Stored entries:

________________________________________

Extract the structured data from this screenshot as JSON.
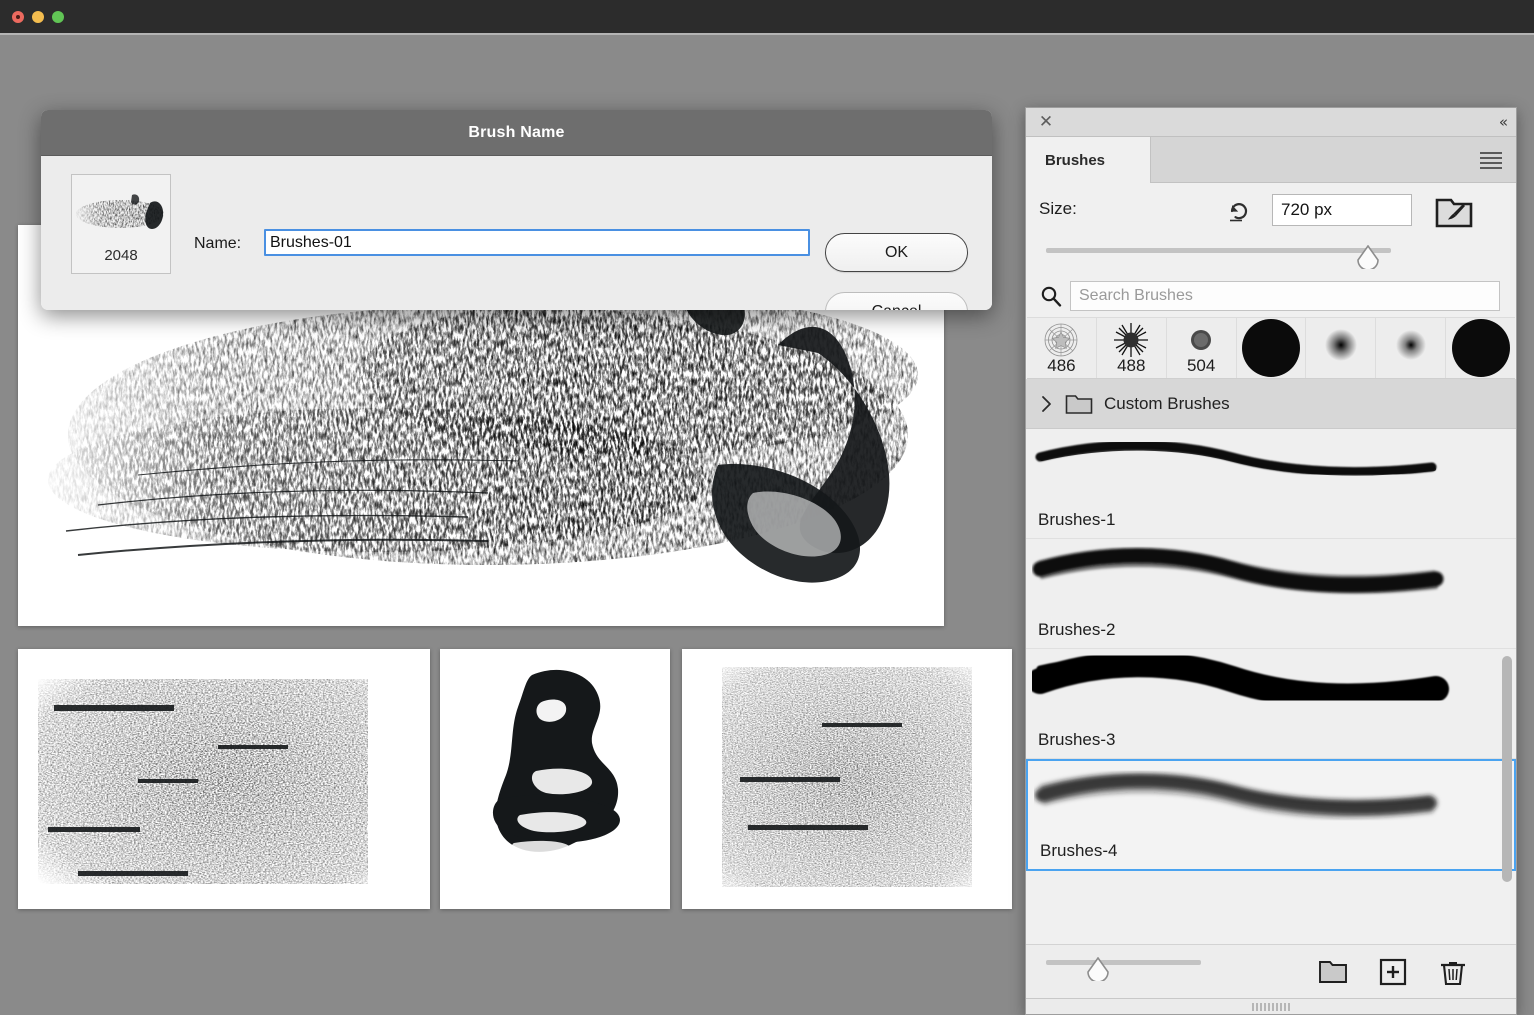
{
  "window": {
    "traffic_lights": [
      "close",
      "minimize",
      "maximize"
    ],
    "background_color": "#8a8a8a",
    "titlebar_color": "#2c2c2c"
  },
  "dialog": {
    "title": "Brush Name",
    "thumbnail_size_label": "2048",
    "name_label": "Name:",
    "name_value": "Brushes-01",
    "ok_label": "OK",
    "cancel_label": "Cancel",
    "focus_border_color": "#4a90e2"
  },
  "panel": {
    "close_icon": "close-icon",
    "collapse_icon": "«",
    "tab_label": "Brushes",
    "menu_icon": "hamburger-menu-icon",
    "size": {
      "label": "Size:",
      "value": "720 px",
      "reset_icon": "reset-arrow-icon",
      "folder_brush_icon": "brush-preset-folder-icon",
      "slider_percent": 97
    },
    "search": {
      "placeholder": "Search Brushes",
      "value": "",
      "icon": "search-icon"
    },
    "presets": [
      {
        "label": "486",
        "type": "scatter-star"
      },
      {
        "label": "488",
        "type": "spiky-burst"
      },
      {
        "label": "504",
        "type": "small-round"
      },
      {
        "label": "",
        "type": "hard-round-large"
      },
      {
        "label": "",
        "type": "soft-round-small"
      },
      {
        "label": "",
        "type": "soft-round-tiny"
      },
      {
        "label": "",
        "type": "hard-round-xl"
      }
    ],
    "folder_group": {
      "label": "Custom Brushes",
      "expanded": false,
      "chevron_icon": "chevron-right-icon",
      "folder_icon": "folder-icon"
    },
    "brush_items": [
      {
        "label": "Brushes-1",
        "selected": false,
        "stroke": "thin-tapered"
      },
      {
        "label": "Brushes-2",
        "selected": false,
        "stroke": "medium-textured"
      },
      {
        "label": "Brushes-3",
        "selected": false,
        "stroke": "thick-solid"
      },
      {
        "label": "Brushes-4",
        "selected": true,
        "stroke": "soft-wispy"
      }
    ],
    "selection_color": "#4aa3f0",
    "footer": {
      "slider_percent": 30,
      "new_folder_icon": "new-folder-icon",
      "new_brush_icon": "new-brush-icon",
      "delete_icon": "trash-icon"
    },
    "scrollbar": {
      "thumb_top_percent": 44,
      "thumb_height_percent": 44
    },
    "resize_grip_icon": "resize-grip-icon"
  },
  "documents": [
    {
      "name": "document-main",
      "kind": "brush-stroke-splatter"
    },
    {
      "name": "document-thumb-1",
      "kind": "brush-stroke-dry-block"
    },
    {
      "name": "document-thumb-2",
      "kind": "brush-stroke-heavy-blot"
    },
    {
      "name": "document-thumb-3",
      "kind": "brush-stroke-dry-block"
    }
  ]
}
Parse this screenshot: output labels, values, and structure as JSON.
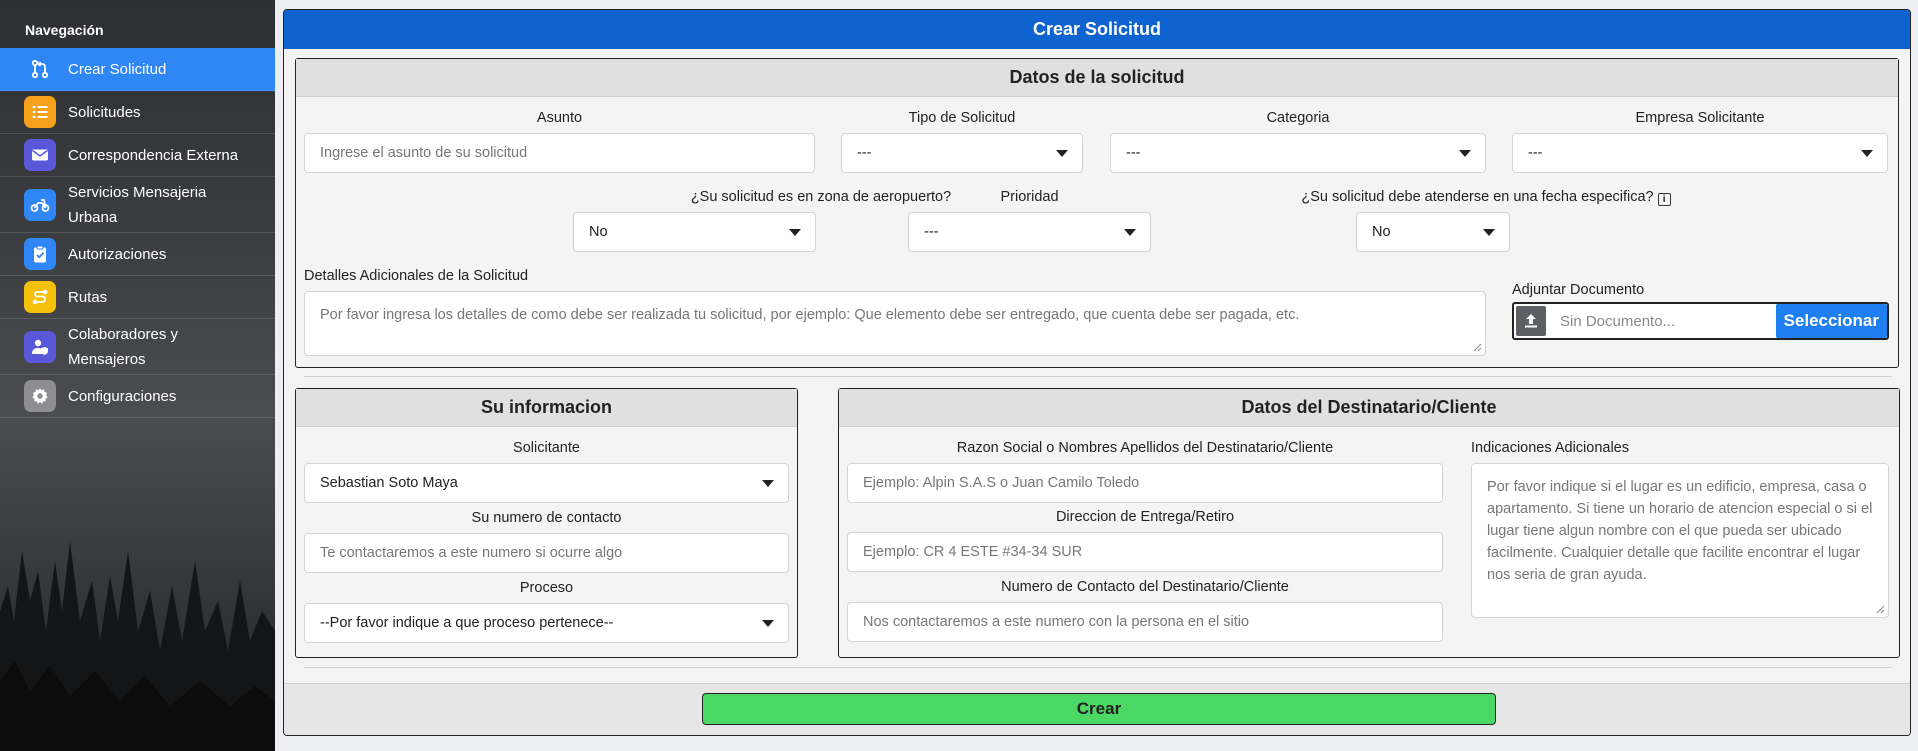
{
  "sidebar": {
    "title": "Navegación",
    "items": [
      {
        "label": "Crear Solicitud",
        "icon": "git-pull-request-icon",
        "color": "#2f86f5"
      },
      {
        "label": "Solicitudes",
        "icon": "list-icon",
        "color": "#f7a11a"
      },
      {
        "label": "Correspondencia Externa",
        "icon": "mail-icon",
        "color": "#5b57d9"
      },
      {
        "label": "Servicios Mensajeria Urbana",
        "icon": "motorcycle-icon",
        "color": "#2f86f5"
      },
      {
        "label": "Autorizaciones",
        "icon": "clipboard-check-icon",
        "color": "#2f86f5"
      },
      {
        "label": "Rutas",
        "icon": "route-icon",
        "color": "#f6c10b"
      },
      {
        "label": "Colaboradores y Mensajeros",
        "icon": "user-shield-icon",
        "color": "#5b57d9"
      },
      {
        "label": "Configuraciones",
        "icon": "gear-icon",
        "color": "#8e8e92"
      }
    ]
  },
  "header": {
    "title": "Crear Solicitud"
  },
  "solicitud": {
    "title": "Datos de la solicitud",
    "asunto": {
      "label": "Asunto",
      "placeholder": "Ingrese el asunto de su solicitud"
    },
    "tipo": {
      "label": "Tipo de Solicitud",
      "value": "---"
    },
    "categoria": {
      "label": "Categoria",
      "value": "---"
    },
    "empresa": {
      "label": "Empresa Solicitante",
      "value": "---"
    },
    "aeropuerto": {
      "label": "¿Su solicitud es en zona de aeropuerto?",
      "value": "No"
    },
    "prioridad": {
      "label": "Prioridad",
      "value": "---"
    },
    "fecha": {
      "label": "¿Su solicitud debe atenderse en una fecha especifica?",
      "value": "No",
      "info": "i"
    },
    "detalles": {
      "label": "Detalles Adicionales de la Solicitud",
      "placeholder": "Por favor ingresa los detalles de como debe ser realizada tu solicitud, por ejemplo: Que elemento debe ser entregado, que cuenta debe ser pagada, etc."
    },
    "adjuntar": {
      "label": "Adjuntar Documento",
      "placeholder": "Sin Documento...",
      "button": "Seleccionar"
    }
  },
  "informacion": {
    "title": "Su informacion",
    "solicitante": {
      "label": "Solicitante",
      "value": "Sebastian Soto Maya"
    },
    "contacto": {
      "label": "Su numero de contacto",
      "placeholder": "Te contactaremos a este numero si ocurre algo"
    },
    "proceso": {
      "label": "Proceso",
      "value": "--Por favor indique a que proceso pertenece--"
    }
  },
  "destinatario": {
    "title": "Datos del Destinatario/Cliente",
    "razon": {
      "label": "Razon Social o Nombres Apellidos del Destinatario/Cliente",
      "placeholder": "Ejemplo: Alpin S.A.S o Juan Camilo Toledo"
    },
    "direccion": {
      "label": "Direccion de Entrega/Retiro",
      "placeholder": "Ejemplo: CR 4 ESTE #34-34 SUR"
    },
    "contacto": {
      "label": "Numero de Contacto del Destinatario/Cliente",
      "placeholder": "Nos contactaremos a este numero con la persona en el sitio"
    },
    "indicaciones": {
      "label": "Indicaciones Adicionales",
      "placeholder": "Por favor indique si el lugar es un edificio, empresa, casa o apartamento. Si tiene un horario de atencion especial o si el lugar tiene algun nombre con el que pueda ser ubicado facilmente. Cualquier detalle que facilite encontrar el lugar nos seria de gran ayuda."
    }
  },
  "actions": {
    "create": "Crear"
  }
}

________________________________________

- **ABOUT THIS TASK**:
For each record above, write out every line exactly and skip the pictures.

- **RESPONSE TO THIS EXERCISE**:
Extract the structured data from this screenshot as JSON.
{
  "window": {
    "traffic_lights": [
      "close",
      "minimize",
      "maximize"
    ],
    "background_color": "#8a8a8a",
    "titlebar_color": "#2c2c2c"
  },
  "dialog": {
    "title": "Brush Name",
    "thumbnail_size_label": "2048",
    "name_label": "Name:",
    "name_value": "Brushes-01",
    "ok_label": "OK",
    "cancel_label": "Cancel",
    "focus_border_color": "#4a90e2"
  },
  "panel": {
    "close_icon": "close-icon",
    "collapse_icon": "«",
    "tab_label": "Brushes",
    "menu_icon": "hamburger-menu-icon",
    "size": {
      "label": "Size:",
      "value": "720 px",
      "reset_icon": "reset-arrow-icon",
      "folder_brush_icon": "brush-preset-folder-icon",
      "slider_percent": 97
    },
    "search": {
      "placeholder": "Search Brushes",
      "value": "",
      "icon": "search-icon"
    },
    "presets": [
      {
        "label": "486",
        "type": "scatter-star"
      },
      {
        "label": "488",
        "type": "spiky-burst"
      },
      {
        "label": "504",
        "type": "small-round"
      },
      {
        "label": "",
        "type": "hard-round-large"
      },
      {
        "label": "",
        "type": "soft-round-small"
      },
      {
        "label": "",
        "type": "soft-round-tiny"
      },
      {
        "label": "",
        "type": "hard-round-xl"
      }
    ],
    "folder_group": {
      "label": "Custom Brushes",
      "expanded": false,
      "chevron_icon": "chevron-right-icon",
      "folder_icon": "folder-icon"
    },
    "brush_items": [
      {
        "label": "Brushes-1",
        "selected": false,
        "stroke": "thin-tapered"
      },
      {
        "label": "Brushes-2",
        "selected": false,
        "stroke": "medium-textured"
      },
      {
        "label": "Brushes-3",
        "selected": false,
        "stroke": "thick-solid"
      },
      {
        "label": "Brushes-4",
        "selected": true,
        "stroke": "soft-wispy"
      }
    ],
    "selection_color": "#4aa3f0",
    "footer": {
      "slider_percent": 30,
      "new_folder_icon": "new-folder-icon",
      "new_brush_icon": "new-brush-icon",
      "delete_icon": "trash-icon"
    },
    "scrollbar": {
      "thumb_top_percent": 44,
      "thumb_height_percent": 44
    },
    "resize_grip_icon": "resize-grip-icon"
  },
  "documents": [
    {
      "name": "document-main",
      "kind": "brush-stroke-splatter"
    },
    {
      "name": "document-thumb-1",
      "kind": "brush-stroke-dry-block"
    },
    {
      "name": "document-thumb-2",
      "kind": "brush-stroke-heavy-blot"
    },
    {
      "name": "document-thumb-3",
      "kind": "brush-stroke-dry-block"
    }
  ]
}
Parse this screenshot: output labels, values, and structure as JSON.
{
  "sidebar": {
    "title": "Navegación",
    "items": [
      {
        "label": "Crear Solicitud",
        "icon": "git-pull-request-icon",
        "color": "#2f86f5"
      },
      {
        "label": "Solicitudes",
        "icon": "list-icon",
        "color": "#f7a11a"
      },
      {
        "label": "Correspondencia Externa",
        "icon": "mail-icon",
        "color": "#5b57d9"
      },
      {
        "label": "Servicios Mensajeria Urbana",
        "icon": "motorcycle-icon",
        "color": "#2f86f5"
      },
      {
        "label": "Autorizaciones",
        "icon": "clipboard-check-icon",
        "color": "#2f86f5"
      },
      {
        "label": "Rutas",
        "icon": "route-icon",
        "color": "#f6c10b"
      },
      {
        "label": "Colaboradores y Mensajeros",
        "icon": "user-shield-icon",
        "color": "#5b57d9"
      },
      {
        "label": "Configuraciones",
        "icon": "gear-icon",
        "color": "#8e8e92"
      }
    ]
  },
  "header": {
    "title": "Crear Solicitud"
  },
  "solicitud": {
    "title": "Datos de la solicitud",
    "asunto": {
      "label": "Asunto",
      "placeholder": "Ingrese el asunto de su solicitud"
    },
    "tipo": {
      "label": "Tipo de Solicitud",
      "value": "---"
    },
    "categoria": {
      "label": "Categoria",
      "value": "---"
    },
    "empresa": {
      "label": "Empresa Solicitante",
      "value": "---"
    },
    "aeropuerto": {
      "label": "¿Su solicitud es en zona de aeropuerto?",
      "value": "No"
    },
    "prioridad": {
      "label": "Prioridad",
      "value": "---"
    },
    "fecha": {
      "label": "¿Su solicitud debe atenderse en una fecha especifica?",
      "value": "No",
      "info": "i"
    },
    "detalles": {
      "label": "Detalles Adicionales de la Solicitud",
      "placeholder": "Por favor ingresa los detalles de como debe ser realizada tu solicitud, por ejemplo: Que elemento debe ser entregado, que cuenta debe ser pagada, etc."
    },
    "adjuntar": {
      "label": "Adjuntar Documento",
      "placeholder": "Sin Documento...",
      "button": "Seleccionar"
    }
  },
  "informacion": {
    "title": "Su informacion",
    "solicitante": {
      "label": "Solicitante",
      "value": "Sebastian Soto Maya"
    },
    "contacto": {
      "label": "Su numero de contacto",
      "placeholder": "Te contactaremos a este numero si ocurre algo"
    },
    "proceso": {
      "label": "Proceso",
      "value": "--Por favor indique a que proceso pertenece--"
    }
  },
  "destinatario": {
    "title": "Datos del Destinatario/Cliente",
    "razon": {
      "label": "Razon Social o Nombres Apellidos del Destinatario/Cliente",
      "placeholder": "Ejemplo: Alpin S.A.S o Juan Camilo Toledo"
    },
    "direccion": {
      "label": "Direccion de Entrega/Retiro",
      "placeholder": "Ejemplo: CR 4 ESTE #34-34 SUR"
    },
    "contacto": {
      "label": "Numero de Contacto del Destinatario/Cliente",
      "placeholder": "Nos contactaremos a este numero con la persona en el sitio"
    },
    "indicaciones": {
      "label": "Indicaciones Adicionales",
      "placeholder": "Por favor indique si el lugar es un edificio, empresa, casa o apartamento. Si tiene un horario de atencion especial o si el lugar tiene algun nombre con el que pueda ser ubicado facilmente. Cualquier detalle que facilite encontrar el lugar nos seria de gran ayuda."
    }
  },
  "actions": {
    "create": "Crear"
  }
}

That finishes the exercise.